Americans shouldn't have to check their rights at the door when they enter the workplace, but, unfortunately, this is often the case due to the state of our labor laws. One of the basic rights that workers are supposed to enjoy, under both US law and international treaties to which we are a signatory, is the right of free association at the workplace, including the right to form a union. While workers do, in principle, have a right to form a union, this right has been largely undermined by management practices over the last quarter-century.
Company managers have discovered a very simple, but effective, way to prevent workers from organizing unions: they fire the organizers. A recent study by Dr. John Schmitt and Ben Zipperer at the Center for Economic and Policy Research found that one in five union organizers can expect to be fired during an organizing drive. This study analyzed data from the National Labor Relations Board (NLRB) that ran through 2005 to update a University of Chicago Law School study from 1991.
It is illegal to fire a worker for organizing a union. However, under current law, the penalties are minimal, even when an employer is found guilty. The average payment for a worker who loses her job for organizing is just over $3,000. Since the process can often be delayed through appeals and other tactics, workers may have to wait several years even to receive this amount.
And, of course, there is no guarantee that a worker will be able to prove that the firing was for union activities, even if this was, in fact, the case. Union organizers, like everyone else, occasionally come late to work. Employers can always find some excuse for firing a worker. Sometimes the NLRB accepts the employer's pretext, even when the worker was actually fired for organizing.
For a determined anti-union employer, the risk of a modest payment to a few fired organizers is well worth the cost. Workers are unlikely to carry forward with an organizing drive after they have seen the most visible leaders get fired. As a result, firing union organizers is now a standard response to organizing drives.
Just as the tobacco industry tried to dispute that cigarettes caused cancer, corporations have tried to conceal their practice of firing union organizers. They hired a lobbyist to create a front group, the Center for Union Facts, which claims that cases of illegal firing are rare. The front group bases its claim solely on NLRB data that the NLRB itself describes as "unreliable."
Without a union, workers have few rights at the workplace. Employers can fire workers at almost any time for almost any reason -just ask the 3,400 Circuit City employees the company plans to lay off and replace with cheaper workers. While good employers will treat workers with respect, even if they don't have a union, many workers are not fortunate enough to have good employers. That is why more than 20 million workers don't have health insurance, and nearly a quarter of the workforce has no paid vacation or paid time off. These workers can be told by their employer that they must come to work on Thanksgiving or Christmas, or they won't have a job the following day.
Union workers are far more likely to have paid time off, health care and pensions than their nonunion counterparts. They also tend to earn better wages. The decline in unions is one of the key factors that led to the enormous upward redistribution of income over the last quarter-century. Finally, union workers don't have to worry about being fired because their boss is in a bad mood.

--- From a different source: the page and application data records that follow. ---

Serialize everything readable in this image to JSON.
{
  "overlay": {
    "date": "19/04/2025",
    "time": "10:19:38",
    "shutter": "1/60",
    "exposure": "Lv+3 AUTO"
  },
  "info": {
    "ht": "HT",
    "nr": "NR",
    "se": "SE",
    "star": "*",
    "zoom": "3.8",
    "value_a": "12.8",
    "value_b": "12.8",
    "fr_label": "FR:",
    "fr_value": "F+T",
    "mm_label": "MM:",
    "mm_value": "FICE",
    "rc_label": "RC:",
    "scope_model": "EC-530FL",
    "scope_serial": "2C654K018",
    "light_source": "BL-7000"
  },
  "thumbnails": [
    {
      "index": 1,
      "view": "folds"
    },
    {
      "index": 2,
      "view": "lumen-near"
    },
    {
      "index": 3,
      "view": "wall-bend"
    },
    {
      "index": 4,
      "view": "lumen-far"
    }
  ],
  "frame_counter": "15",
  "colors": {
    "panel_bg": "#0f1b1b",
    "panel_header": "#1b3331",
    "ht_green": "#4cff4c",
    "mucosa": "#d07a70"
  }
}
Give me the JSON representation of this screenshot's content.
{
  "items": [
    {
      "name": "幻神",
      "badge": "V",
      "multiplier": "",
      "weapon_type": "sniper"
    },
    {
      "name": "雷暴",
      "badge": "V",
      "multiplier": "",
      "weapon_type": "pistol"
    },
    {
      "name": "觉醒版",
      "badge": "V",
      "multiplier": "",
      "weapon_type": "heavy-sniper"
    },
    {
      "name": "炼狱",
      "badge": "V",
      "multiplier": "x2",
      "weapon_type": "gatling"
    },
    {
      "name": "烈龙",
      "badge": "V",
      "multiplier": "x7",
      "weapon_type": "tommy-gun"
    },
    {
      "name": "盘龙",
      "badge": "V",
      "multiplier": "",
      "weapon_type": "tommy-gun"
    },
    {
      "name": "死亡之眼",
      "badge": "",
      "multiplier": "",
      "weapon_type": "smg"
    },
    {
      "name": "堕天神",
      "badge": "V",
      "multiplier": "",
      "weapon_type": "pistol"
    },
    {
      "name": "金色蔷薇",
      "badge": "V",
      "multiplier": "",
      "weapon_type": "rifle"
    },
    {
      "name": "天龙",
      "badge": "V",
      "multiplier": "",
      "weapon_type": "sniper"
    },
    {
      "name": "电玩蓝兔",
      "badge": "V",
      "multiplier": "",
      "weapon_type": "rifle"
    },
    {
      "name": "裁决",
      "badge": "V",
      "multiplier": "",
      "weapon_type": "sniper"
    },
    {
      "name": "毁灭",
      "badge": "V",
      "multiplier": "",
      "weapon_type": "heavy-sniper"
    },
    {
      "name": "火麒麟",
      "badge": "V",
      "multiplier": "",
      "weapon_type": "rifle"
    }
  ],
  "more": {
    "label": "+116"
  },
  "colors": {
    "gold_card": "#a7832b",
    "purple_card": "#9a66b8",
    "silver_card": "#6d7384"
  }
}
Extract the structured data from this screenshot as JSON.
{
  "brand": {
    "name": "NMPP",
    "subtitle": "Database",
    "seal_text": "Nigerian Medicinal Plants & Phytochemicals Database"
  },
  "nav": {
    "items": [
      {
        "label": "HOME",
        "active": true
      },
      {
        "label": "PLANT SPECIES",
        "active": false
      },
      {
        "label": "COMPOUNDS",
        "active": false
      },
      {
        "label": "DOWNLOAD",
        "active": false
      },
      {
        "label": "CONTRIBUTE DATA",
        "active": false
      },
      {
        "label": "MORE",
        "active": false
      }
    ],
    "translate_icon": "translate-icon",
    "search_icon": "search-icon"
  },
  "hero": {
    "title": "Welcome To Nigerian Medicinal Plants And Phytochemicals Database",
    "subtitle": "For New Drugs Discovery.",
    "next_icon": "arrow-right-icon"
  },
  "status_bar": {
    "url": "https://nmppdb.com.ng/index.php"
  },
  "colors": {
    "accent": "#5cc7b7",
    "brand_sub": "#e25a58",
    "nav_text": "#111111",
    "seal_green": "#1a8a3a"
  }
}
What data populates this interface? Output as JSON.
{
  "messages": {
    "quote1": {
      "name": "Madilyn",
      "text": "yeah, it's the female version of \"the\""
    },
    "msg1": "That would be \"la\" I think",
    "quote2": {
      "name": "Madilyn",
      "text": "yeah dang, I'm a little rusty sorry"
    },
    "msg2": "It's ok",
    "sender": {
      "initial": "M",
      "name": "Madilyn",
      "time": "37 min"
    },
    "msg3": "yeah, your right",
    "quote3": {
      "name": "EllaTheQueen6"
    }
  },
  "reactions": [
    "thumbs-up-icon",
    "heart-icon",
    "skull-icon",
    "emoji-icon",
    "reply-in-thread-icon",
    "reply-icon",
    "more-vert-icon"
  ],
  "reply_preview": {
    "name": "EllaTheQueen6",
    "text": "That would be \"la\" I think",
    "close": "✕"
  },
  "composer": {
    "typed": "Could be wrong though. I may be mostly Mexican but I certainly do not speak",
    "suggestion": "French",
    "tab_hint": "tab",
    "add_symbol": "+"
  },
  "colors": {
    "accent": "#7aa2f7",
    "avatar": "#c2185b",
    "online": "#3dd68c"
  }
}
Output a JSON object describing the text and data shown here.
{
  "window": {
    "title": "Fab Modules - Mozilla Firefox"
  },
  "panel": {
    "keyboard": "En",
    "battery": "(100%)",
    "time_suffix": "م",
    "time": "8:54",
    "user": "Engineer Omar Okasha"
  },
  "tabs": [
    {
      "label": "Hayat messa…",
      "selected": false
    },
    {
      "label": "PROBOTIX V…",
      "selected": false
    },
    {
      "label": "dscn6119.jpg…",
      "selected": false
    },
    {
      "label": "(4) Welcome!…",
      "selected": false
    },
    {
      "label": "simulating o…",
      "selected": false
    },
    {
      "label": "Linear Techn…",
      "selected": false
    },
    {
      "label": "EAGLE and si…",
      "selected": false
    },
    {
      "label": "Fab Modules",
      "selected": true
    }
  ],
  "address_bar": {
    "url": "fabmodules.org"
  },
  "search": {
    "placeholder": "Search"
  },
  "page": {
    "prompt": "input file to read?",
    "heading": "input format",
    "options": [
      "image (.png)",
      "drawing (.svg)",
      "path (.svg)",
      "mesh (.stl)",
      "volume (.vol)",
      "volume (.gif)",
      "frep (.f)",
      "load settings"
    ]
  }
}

Congress is considering a bill that would make it more difficult for employers to deny workers the right to join a union. The Employee Free Choice Act would allow workers to organize a union once a majority has signed a card in support of a union. This prevents employers from finding and firing the organizers before an election can take place. Canada already uses this process, and, in fact, it is already used for many purposes in the United States.
There was a time when the United States took pride in being a world leader in promoting human rights. If our workers can again have a meaningful right to form unions, we will have taken a step toward regaining this status.
Dean Baker is the co-director of the Center for Economic and Policy Research (CEPR). He is the author of The Conservative NannyState: How the Wealthy Use the Government to Stay Rich and Get Richer ( www.conservativenannystate.org). He also has a blog, "Beat the Press," where he discusses the media's coverage of economic issues. You can find it at the American Prospect's web site.
Mary Beth Maxwell is the executive director of American Rights at Work.